Medieval Muslim engineers employed gears in mills and water-raising machines, and used dams as a source of water power to provide additional power to watermills and water-raising machines. In the medieval Islamic world, such advances made it possible to mechanize many industrial tasks previously carried out by manual labour.
In 1206, al-Jazari employed a crank-conrod system for two of his water-raising machines. A rudimentary steam turbine device was described by Taqi al-Din in 1551 and by Giovanni Brancain 1629.
In the 13th century, the solid rocket motor was invented in China. Driven by gunpowder, this, the simplest form of internal combustion engine was unable to deliver sustained power, but was useful for propelling weaponry at high speeds towards enemies in battle and for fireworks. After invention, this innovation spread throughout Europe.
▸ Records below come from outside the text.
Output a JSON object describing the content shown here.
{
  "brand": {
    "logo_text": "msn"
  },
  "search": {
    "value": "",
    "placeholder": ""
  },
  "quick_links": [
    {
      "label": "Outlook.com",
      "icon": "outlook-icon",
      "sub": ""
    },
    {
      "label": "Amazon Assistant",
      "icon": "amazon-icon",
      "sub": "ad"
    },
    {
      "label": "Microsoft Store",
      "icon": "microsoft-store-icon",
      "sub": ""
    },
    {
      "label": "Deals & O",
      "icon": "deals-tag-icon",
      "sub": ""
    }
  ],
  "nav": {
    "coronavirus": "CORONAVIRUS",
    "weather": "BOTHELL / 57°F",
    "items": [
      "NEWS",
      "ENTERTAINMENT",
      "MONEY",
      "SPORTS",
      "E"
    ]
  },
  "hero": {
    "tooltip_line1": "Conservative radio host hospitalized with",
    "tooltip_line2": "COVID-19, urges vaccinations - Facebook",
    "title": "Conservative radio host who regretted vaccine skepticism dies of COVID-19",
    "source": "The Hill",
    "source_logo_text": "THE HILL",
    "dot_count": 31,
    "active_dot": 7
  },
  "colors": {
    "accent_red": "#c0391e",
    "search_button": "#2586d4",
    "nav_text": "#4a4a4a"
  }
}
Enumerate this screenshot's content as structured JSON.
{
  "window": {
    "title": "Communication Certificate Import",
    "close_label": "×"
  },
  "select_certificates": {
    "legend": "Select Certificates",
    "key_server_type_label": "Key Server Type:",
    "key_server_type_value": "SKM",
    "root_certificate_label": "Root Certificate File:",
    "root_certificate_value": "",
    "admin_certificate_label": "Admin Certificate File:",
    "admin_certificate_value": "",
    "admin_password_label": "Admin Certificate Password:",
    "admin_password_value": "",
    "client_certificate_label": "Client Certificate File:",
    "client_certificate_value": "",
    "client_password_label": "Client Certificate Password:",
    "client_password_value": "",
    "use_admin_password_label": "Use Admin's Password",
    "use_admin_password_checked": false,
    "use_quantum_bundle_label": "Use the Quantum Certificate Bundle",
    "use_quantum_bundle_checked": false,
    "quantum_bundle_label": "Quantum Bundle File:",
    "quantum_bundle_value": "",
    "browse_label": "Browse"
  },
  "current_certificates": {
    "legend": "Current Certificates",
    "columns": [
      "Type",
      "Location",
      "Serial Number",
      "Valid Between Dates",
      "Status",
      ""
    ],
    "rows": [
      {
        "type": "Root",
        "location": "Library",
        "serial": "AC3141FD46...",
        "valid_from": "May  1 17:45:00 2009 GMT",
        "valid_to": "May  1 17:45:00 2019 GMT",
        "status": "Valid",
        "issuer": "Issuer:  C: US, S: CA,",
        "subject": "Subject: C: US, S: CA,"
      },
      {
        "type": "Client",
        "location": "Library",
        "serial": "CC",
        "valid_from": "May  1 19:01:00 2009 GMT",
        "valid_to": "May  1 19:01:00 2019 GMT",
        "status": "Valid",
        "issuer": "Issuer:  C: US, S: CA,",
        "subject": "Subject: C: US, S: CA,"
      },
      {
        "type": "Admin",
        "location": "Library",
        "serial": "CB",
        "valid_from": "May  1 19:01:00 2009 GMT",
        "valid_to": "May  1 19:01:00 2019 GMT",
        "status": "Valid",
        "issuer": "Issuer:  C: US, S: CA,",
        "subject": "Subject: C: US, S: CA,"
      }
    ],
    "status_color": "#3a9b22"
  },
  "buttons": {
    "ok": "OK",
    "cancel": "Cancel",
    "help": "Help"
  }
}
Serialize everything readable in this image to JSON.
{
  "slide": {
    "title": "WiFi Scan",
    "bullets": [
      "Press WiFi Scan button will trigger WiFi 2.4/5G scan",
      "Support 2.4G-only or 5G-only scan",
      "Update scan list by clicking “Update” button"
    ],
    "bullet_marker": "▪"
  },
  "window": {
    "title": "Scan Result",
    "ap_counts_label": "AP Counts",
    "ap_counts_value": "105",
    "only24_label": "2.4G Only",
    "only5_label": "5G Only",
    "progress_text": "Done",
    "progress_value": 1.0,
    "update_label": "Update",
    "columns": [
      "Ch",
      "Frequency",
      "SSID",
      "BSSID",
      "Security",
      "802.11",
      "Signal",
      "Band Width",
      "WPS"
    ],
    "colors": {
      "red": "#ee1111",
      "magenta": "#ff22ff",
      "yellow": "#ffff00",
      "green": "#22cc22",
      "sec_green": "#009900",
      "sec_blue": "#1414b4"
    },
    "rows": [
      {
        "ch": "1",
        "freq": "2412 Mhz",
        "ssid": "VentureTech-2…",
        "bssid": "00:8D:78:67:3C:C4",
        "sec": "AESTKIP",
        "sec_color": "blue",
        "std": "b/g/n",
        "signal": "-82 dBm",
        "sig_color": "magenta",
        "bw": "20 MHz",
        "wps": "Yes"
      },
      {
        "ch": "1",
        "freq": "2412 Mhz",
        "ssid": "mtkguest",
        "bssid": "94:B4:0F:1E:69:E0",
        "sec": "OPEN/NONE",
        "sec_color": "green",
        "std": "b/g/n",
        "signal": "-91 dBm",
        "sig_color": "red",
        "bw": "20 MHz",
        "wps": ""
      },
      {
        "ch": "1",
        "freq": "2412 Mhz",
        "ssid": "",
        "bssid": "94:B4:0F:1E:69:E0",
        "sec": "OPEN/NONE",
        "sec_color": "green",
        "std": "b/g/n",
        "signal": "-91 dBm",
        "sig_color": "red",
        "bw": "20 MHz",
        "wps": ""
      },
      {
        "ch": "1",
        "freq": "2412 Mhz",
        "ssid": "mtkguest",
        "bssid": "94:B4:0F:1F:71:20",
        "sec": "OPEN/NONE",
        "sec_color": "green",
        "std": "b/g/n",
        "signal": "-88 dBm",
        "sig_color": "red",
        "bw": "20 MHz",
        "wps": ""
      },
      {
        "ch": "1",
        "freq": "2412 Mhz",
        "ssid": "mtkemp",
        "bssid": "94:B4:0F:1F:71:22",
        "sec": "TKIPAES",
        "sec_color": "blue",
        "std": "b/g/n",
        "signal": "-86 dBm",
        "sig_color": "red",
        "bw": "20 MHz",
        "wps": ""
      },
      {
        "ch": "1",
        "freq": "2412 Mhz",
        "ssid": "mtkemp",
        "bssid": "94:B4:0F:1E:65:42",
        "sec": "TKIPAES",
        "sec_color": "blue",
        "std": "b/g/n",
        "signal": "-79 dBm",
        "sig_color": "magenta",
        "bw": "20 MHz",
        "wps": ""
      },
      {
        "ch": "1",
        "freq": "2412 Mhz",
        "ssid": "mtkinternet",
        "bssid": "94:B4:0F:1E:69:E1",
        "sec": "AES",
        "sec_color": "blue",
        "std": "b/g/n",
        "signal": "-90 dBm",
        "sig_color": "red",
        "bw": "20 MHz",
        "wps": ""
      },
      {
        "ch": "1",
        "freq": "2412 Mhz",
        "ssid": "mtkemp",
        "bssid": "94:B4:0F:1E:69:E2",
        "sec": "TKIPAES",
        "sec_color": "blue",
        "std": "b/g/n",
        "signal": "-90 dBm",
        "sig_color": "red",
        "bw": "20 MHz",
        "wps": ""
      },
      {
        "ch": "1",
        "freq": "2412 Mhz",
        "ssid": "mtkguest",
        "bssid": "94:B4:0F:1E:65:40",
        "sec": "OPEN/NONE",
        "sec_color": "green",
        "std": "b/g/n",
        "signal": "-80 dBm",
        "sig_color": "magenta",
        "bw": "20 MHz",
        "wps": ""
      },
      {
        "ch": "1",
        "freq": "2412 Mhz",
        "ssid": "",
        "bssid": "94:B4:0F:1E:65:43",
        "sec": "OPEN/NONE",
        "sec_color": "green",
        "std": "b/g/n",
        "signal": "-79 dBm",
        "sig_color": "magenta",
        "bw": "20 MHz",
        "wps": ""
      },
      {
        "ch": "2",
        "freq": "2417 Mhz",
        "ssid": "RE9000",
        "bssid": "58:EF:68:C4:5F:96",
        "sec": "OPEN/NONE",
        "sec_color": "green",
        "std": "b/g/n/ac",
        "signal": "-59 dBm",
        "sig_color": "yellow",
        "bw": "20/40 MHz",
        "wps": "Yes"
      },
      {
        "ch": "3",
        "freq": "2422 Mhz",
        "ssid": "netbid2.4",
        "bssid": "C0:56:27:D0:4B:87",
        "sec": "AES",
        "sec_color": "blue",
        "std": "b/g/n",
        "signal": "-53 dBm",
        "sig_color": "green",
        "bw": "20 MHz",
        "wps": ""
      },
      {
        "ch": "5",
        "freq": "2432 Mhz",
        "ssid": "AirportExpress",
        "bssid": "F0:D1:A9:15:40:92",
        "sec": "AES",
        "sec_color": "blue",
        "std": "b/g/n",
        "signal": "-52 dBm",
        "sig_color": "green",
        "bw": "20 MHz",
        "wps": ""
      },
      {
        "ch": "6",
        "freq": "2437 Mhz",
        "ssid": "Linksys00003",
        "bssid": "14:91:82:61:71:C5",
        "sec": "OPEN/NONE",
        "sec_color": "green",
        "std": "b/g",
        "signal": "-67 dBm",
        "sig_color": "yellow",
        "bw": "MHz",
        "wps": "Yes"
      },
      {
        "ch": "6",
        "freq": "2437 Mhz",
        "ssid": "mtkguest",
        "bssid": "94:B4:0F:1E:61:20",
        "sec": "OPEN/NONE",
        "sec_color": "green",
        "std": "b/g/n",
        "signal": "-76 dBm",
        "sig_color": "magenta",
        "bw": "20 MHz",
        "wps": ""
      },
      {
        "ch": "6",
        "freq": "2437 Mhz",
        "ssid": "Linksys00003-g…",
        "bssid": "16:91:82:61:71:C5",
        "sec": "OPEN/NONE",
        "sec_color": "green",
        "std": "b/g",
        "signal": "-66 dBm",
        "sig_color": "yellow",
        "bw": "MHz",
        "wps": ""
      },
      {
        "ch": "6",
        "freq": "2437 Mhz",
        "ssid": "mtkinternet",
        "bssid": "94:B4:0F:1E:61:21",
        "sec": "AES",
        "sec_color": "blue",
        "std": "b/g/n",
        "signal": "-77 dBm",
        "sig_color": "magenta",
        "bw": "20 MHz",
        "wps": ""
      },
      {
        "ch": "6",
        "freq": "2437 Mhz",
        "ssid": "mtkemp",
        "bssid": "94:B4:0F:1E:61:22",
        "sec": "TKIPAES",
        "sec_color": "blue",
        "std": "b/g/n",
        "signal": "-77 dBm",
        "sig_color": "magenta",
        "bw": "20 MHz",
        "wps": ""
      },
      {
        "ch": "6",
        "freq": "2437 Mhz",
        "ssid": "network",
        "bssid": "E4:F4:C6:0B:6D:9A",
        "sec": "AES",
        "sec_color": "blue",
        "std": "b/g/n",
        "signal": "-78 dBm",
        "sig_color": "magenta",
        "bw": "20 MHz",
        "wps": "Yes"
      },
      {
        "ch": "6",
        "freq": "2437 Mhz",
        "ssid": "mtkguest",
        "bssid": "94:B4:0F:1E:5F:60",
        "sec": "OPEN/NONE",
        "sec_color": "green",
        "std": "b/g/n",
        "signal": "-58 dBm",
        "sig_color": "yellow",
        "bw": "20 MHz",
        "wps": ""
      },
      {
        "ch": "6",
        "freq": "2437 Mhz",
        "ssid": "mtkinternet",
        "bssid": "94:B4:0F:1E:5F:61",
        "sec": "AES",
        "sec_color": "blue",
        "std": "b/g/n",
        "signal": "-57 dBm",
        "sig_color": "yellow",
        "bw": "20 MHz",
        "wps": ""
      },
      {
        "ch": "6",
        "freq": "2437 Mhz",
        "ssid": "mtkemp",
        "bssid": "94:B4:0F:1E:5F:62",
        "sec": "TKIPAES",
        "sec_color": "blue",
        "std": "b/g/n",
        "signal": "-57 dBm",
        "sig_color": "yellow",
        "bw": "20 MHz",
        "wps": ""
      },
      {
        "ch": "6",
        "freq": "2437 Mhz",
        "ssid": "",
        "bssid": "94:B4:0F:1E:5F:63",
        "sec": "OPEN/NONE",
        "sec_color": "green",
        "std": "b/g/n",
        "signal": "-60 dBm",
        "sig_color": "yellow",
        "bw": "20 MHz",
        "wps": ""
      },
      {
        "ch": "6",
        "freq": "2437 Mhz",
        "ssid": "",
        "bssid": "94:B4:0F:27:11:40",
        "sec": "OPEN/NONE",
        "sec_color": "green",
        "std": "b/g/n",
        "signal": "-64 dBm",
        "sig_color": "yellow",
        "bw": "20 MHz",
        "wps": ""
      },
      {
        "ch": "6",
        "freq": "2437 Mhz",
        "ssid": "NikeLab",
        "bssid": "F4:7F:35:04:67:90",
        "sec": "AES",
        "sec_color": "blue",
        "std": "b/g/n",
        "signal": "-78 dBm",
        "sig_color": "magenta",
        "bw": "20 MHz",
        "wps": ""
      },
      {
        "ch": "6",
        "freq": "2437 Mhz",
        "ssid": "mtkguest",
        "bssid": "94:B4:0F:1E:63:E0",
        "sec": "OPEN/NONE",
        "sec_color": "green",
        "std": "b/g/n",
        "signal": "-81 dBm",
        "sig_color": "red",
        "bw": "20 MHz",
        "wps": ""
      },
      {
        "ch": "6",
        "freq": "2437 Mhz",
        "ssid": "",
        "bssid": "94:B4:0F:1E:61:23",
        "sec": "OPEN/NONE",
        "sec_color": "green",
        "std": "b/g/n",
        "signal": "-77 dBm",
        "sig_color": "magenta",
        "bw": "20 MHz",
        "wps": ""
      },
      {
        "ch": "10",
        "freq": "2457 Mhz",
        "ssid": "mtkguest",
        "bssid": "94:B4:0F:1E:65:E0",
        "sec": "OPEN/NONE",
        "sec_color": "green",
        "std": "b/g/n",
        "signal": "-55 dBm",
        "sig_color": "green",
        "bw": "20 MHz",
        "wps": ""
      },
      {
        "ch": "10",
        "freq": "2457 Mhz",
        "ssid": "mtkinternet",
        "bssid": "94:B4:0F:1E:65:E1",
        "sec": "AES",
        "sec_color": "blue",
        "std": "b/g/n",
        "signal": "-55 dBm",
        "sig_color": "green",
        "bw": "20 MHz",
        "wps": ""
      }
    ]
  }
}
A petrol engine (known as a gasoline engine in North America) is an internal combustion engine with spark-ignition, designed to run on petrol (gasoline) and similar volatile fuels. It was invented in 1876 in Europe. In most petrol engines, the fuel and air are usually pre-mixed before compression (although some modern petrol engines now use cylinder-direct petrol injection). The pre-mixing was formerly done in a carburetor, but now it is done by electronically controlled fuel injection, except in small engines where the cost/complication of electronics does not justify the added engine efficiency. The process differs from a diesel engine in the method of mixing the fuel and air, and in using spark plugs to initiate the combustion process. In a diesel engine, only air is compressed (and therefore heated), and the fuel is injected into very hot air at the end of the compression stroke, and self-ignites.